>>>

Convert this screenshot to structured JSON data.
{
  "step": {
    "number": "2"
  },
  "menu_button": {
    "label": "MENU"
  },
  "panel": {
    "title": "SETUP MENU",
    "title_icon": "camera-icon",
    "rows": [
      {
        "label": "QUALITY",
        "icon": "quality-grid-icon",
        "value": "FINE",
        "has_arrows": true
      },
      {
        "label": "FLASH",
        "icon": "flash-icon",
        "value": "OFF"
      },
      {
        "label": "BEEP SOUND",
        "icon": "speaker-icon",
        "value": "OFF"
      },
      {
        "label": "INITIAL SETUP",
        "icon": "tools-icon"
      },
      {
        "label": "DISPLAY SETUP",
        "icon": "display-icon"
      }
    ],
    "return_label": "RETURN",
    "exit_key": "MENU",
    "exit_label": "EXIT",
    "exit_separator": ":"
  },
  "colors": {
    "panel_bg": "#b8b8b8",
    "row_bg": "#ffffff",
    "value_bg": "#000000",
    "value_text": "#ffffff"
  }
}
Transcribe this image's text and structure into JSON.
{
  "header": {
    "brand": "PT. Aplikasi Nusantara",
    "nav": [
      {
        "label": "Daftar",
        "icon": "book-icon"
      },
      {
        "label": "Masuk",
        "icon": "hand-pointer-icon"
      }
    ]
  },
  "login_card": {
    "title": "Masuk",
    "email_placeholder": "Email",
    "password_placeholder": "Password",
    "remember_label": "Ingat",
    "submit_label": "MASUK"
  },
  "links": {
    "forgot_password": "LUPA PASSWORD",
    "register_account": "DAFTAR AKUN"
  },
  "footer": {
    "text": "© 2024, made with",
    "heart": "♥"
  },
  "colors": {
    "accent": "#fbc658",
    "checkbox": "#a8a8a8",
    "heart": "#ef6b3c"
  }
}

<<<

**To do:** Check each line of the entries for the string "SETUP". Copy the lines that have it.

**Answer section:**
    "title": "SETUP MENU",
        "label": "INITIAL SETUP",
        "label": "DISPLAY SETUP",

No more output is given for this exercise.